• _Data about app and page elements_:
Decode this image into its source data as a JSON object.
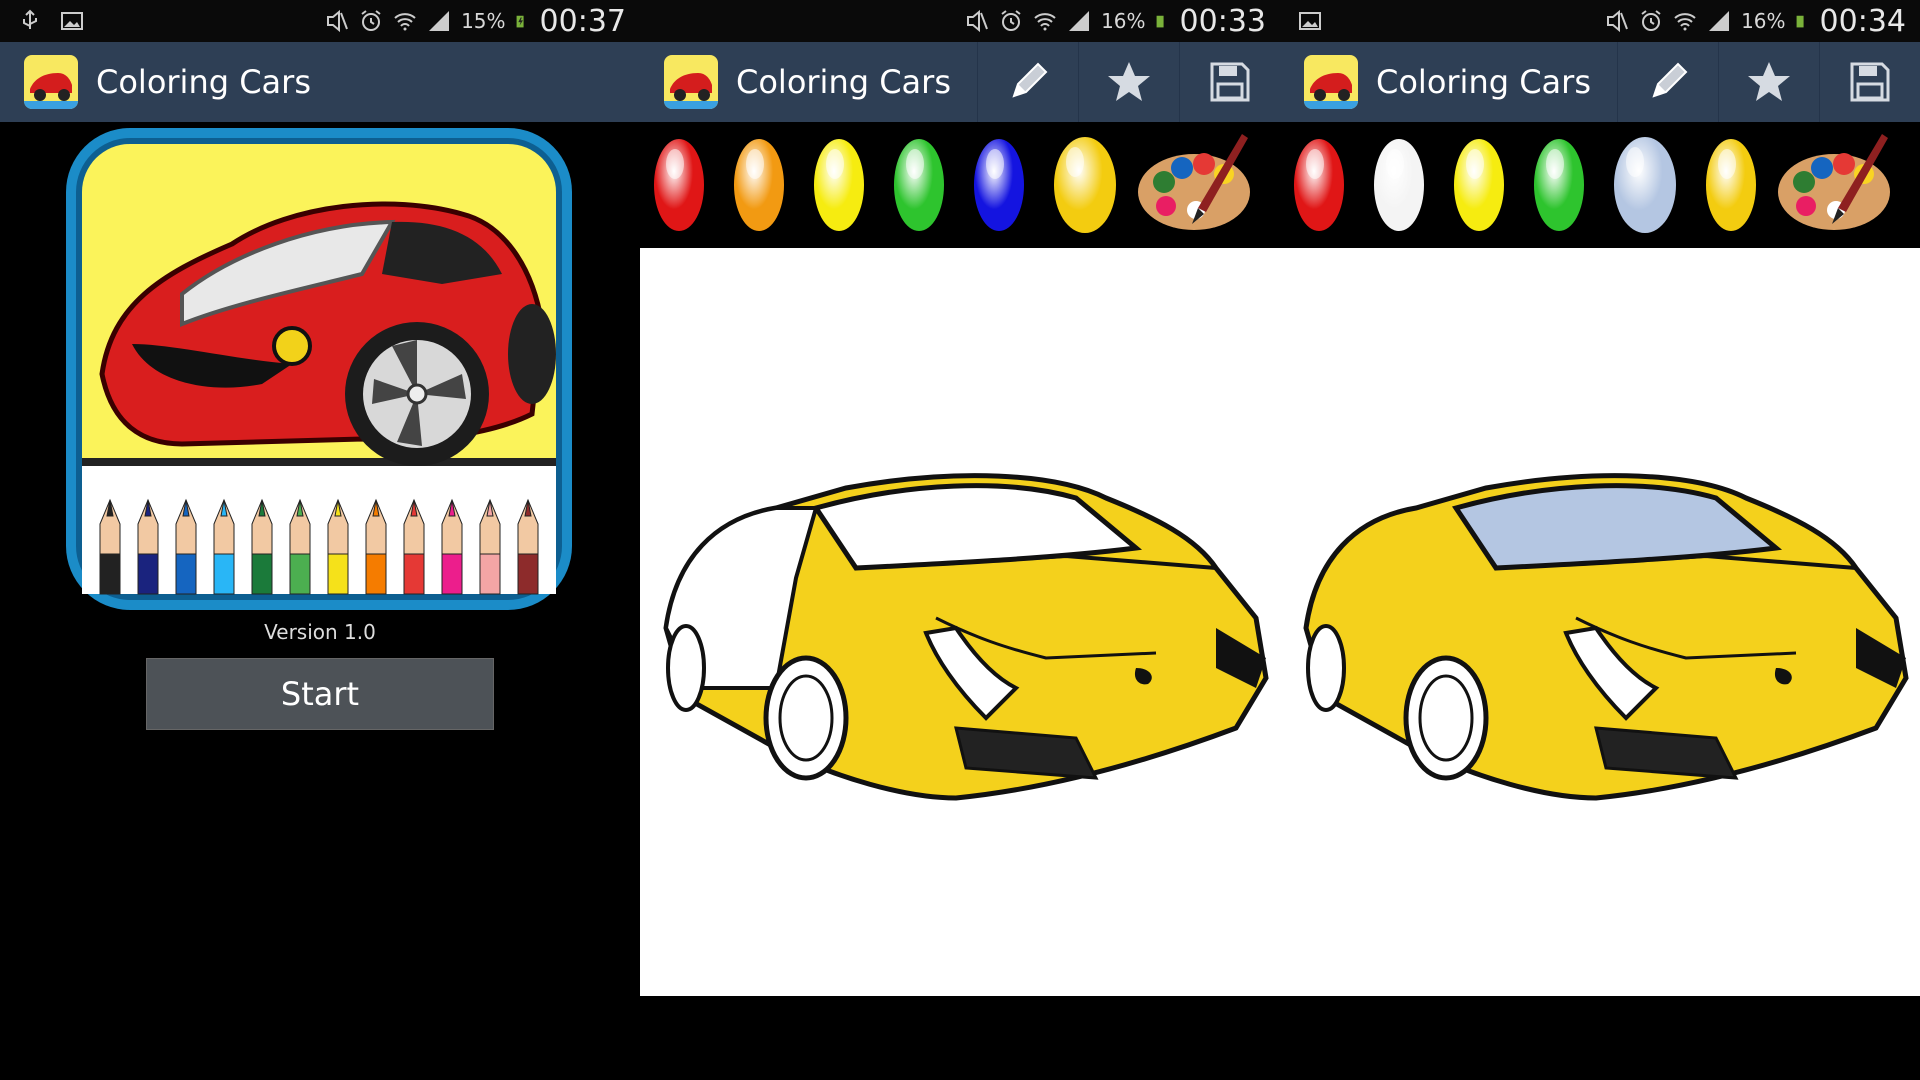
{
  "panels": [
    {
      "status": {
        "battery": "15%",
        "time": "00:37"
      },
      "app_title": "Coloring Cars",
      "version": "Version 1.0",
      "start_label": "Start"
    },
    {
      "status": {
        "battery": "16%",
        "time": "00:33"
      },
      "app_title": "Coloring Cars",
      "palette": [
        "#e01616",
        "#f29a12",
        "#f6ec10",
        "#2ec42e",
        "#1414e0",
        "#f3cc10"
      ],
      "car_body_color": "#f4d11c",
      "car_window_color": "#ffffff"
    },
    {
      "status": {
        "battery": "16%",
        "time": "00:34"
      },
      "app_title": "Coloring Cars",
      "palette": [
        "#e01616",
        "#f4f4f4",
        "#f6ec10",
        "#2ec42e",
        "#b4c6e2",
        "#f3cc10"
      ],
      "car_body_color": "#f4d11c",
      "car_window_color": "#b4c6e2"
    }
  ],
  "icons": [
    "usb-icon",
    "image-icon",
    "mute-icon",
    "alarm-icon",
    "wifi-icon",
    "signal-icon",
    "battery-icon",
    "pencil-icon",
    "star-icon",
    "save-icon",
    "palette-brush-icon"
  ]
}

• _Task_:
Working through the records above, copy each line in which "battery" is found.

• _Result_:
        "battery": "15%",
        "battery": "16%",
        "battery": "16%",
    "battery-icon",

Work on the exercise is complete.